▸ GOAL OF THE EXERCISE: Every record should be written out exactly, please.

* * *

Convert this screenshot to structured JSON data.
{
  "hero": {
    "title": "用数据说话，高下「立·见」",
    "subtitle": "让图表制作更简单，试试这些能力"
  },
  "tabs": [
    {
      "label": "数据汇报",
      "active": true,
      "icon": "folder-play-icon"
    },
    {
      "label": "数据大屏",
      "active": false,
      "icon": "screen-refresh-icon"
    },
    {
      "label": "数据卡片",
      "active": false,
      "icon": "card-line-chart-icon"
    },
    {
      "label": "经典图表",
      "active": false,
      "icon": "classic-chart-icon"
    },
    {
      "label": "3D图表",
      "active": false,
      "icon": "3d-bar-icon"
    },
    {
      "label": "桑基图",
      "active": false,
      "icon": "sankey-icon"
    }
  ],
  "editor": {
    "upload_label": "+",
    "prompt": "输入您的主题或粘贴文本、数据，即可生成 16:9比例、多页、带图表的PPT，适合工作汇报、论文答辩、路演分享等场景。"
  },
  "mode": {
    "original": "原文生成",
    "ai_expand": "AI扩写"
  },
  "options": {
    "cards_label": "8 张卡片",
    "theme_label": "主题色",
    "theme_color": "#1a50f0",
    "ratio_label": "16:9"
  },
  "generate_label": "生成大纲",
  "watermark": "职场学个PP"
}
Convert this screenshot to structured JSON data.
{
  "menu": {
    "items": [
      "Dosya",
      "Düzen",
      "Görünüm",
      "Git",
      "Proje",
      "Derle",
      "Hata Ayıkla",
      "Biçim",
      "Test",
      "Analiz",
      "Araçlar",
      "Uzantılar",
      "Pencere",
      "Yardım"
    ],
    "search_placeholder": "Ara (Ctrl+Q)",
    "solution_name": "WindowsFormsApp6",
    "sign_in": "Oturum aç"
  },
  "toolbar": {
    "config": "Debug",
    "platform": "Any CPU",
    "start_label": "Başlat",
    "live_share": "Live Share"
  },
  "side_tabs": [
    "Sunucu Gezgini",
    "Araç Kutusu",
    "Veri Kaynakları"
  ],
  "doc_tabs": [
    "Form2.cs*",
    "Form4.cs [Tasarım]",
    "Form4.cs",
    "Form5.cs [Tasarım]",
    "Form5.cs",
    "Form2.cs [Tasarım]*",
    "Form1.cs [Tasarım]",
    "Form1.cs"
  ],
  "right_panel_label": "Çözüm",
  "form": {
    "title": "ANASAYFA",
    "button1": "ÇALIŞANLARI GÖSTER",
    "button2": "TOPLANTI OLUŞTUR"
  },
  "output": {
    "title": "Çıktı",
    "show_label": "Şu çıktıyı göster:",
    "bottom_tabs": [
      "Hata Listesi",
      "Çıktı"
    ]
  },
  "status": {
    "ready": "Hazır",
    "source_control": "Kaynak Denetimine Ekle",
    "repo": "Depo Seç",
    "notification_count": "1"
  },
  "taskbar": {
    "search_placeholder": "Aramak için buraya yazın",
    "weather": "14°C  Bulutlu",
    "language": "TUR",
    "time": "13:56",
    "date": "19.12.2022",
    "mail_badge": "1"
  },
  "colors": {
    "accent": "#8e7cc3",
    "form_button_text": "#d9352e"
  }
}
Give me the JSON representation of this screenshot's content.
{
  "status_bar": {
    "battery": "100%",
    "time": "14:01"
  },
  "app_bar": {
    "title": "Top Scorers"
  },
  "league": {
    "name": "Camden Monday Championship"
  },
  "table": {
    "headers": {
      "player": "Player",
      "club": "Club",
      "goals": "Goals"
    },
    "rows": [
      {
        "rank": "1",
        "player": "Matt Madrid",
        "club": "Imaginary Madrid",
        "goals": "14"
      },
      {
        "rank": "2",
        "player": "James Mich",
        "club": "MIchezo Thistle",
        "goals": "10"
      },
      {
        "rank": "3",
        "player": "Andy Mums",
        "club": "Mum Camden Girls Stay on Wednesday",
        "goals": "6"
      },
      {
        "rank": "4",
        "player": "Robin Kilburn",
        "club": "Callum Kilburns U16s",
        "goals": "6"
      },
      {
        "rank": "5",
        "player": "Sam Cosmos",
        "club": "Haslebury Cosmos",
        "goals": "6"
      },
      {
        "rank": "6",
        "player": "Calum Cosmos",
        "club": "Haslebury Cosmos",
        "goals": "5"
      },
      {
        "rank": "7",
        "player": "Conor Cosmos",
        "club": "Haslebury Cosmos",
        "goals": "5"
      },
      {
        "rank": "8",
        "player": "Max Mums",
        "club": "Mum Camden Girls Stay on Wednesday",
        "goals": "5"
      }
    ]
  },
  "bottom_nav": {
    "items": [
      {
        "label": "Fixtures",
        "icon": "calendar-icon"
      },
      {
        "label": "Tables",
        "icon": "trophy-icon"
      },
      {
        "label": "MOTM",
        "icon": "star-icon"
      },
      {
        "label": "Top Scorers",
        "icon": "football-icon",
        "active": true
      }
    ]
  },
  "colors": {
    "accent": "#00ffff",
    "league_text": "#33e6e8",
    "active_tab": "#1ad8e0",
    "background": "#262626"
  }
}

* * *

▸ THE COMPLETED TASK:
Convert this screenshot to structured JSON data.
{
  "hero": {
    "title": "用数据说话，高下「立·见」",
    "subtitle": "让图表制作更简单，试试这些能力"
  },
  "tabs": [
    {
      "label": "数据汇报",
      "active": true,
      "icon": "folder-play-icon"
    },
    {
      "label": "数据大屏",
      "active": false,
      "icon": "screen-refresh-icon"
    },
    {
      "label": "数据卡片",
      "active": false,
      "icon": "card-line-chart-icon"
    },
    {
      "label": "经典图表",
      "active": false,
      "icon": "classic-chart-icon"
    },
    {
      "label": "3D图表",
      "active": false,
      "icon": "3d-bar-icon"
    },
    {
      "label": "桑基图",
      "active": false,
      "icon": "sankey-icon"
    }
  ],
  "editor": {
    "upload_label": "+",
    "prompt": "输入您的主题或粘贴文本、数据，即可生成 16:9比例、多页、带图表的PPT，适合工作汇报、论文答辩、路演分享等场景。"
  },
  "mode": {
    "original": "原文生成",
    "ai_expand": "AI扩写"
  },
  "options": {
    "cards_label": "8 张卡片",
    "theme_label": "主题色",
    "theme_color": "#1a50f0",
    "ratio_label": "16:9"
  },
  "generate_label": "生成大纲",
  "watermark": "职场学个PP"
}
Convert this screenshot to structured JSON data.
{
  "menu": {
    "items": [
      "Dosya",
      "Düzen",
      "Görünüm",
      "Git",
      "Proje",
      "Derle",
      "Hata Ayıkla",
      "Biçim",
      "Test",
      "Analiz",
      "Araçlar",
      "Uzantılar",
      "Pencere",
      "Yardım"
    ],
    "search_placeholder": "Ara (Ctrl+Q)",
    "solution_name": "WindowsFormsApp6",
    "sign_in": "Oturum aç"
  },
  "toolbar": {
    "config": "Debug",
    "platform": "Any CPU",
    "start_label": "Başlat",
    "live_share": "Live Share"
  },
  "side_tabs": [
    "Sunucu Gezgini",
    "Araç Kutusu",
    "Veri Kaynakları"
  ],
  "doc_tabs": [
    "Form2.cs*",
    "Form4.cs [Tasarım]",
    "Form4.cs",
    "Form5.cs [Tasarım]",
    "Form5.cs",
    "Form2.cs [Tasarım]*",
    "Form1.cs [Tasarım]",
    "Form1.cs"
  ],
  "right_panel_label": "Çözüm",
  "form": {
    "title": "ANASAYFA",
    "button1": "ÇALIŞANLARI GÖSTER",
    "button2": "TOPLANTI OLUŞTUR"
  },
  "output": {
    "title": "Çıktı",
    "show_label": "Şu çıktıyı göster:",
    "bottom_tabs": [
      "Hata Listesi",
      "Çıktı"
    ]
  },
  "status": {
    "ready": "Hazır",
    "source_control": "Kaynak Denetimine Ekle",
    "repo": "Depo Seç",
    "notification_count": "1"
  },
  "taskbar": {
    "search_placeholder": "Aramak için buraya yazın",
    "weather": "14°C  Bulutlu",
    "language": "TUR",
    "time": "13:56",
    "date": "19.12.2022",
    "mail_badge": "1"
  },
  "colors": {
    "accent": "#8e7cc3",
    "form_button_text": "#d9352e"
  }
}
Give me the JSON representation of this screenshot's content.
{
  "status_bar": {
    "battery": "100%",
    "time": "14:01"
  },
  "app_bar": {
    "title": "Top Scorers"
  },
  "league": {
    "name": "Camden Monday Championship"
  },
  "table": {
    "headers": {
      "player": "Player",
      "club": "Club",
      "goals": "Goals"
    },
    "rows": [
      {
        "rank": "1",
        "player": "Matt Madrid",
        "club": "Imaginary Madrid",
        "goals": "14"
      },
      {
        "rank": "2",
        "player": "James Mich",
        "club": "MIchezo Thistle",
        "goals": "10"
      },
      {
        "rank": "3",
        "player": "Andy Mums",
        "club": "Mum Camden Girls Stay on Wednesday",
        "goals": "6"
      },
      {
        "rank": "4",
        "player": "Robin Kilburn",
        "club": "Callum Kilburns U16s",
        "goals": "6"
      },
      {
        "rank": "5",
        "player": "Sam Cosmos",
        "club": "Haslebury Cosmos",
        "goals": "6"
      },
      {
        "rank": "6",
        "player": "Calum Cosmos",
        "club": "Haslebury Cosmos",
        "goals": "5"
      },
      {
        "rank": "7",
        "player": "Conor Cosmos",
        "club": "Haslebury Cosmos",
        "goals": "5"
      },
      {
        "rank": "8",
        "player": "Max Mums",
        "club": "Mum Camden Girls Stay on Wednesday",
        "goals": "5"
      }
    ]
  },
  "bottom_nav": {
    "items": [
      {
        "label": "Fixtures",
        "icon": "calendar-icon"
      },
      {
        "label": "Tables",
        "icon": "trophy-icon"
      },
      {
        "label": "MOTM",
        "icon": "star-icon"
      },
      {
        "label": "Top Scorers",
        "icon": "football-icon",
        "active": true
      }
    ]
  },
  "colors": {
    "accent": "#00ffff",
    "league_text": "#33e6e8",
    "active_tab": "#1ad8e0",
    "background": "#262626"
  }
}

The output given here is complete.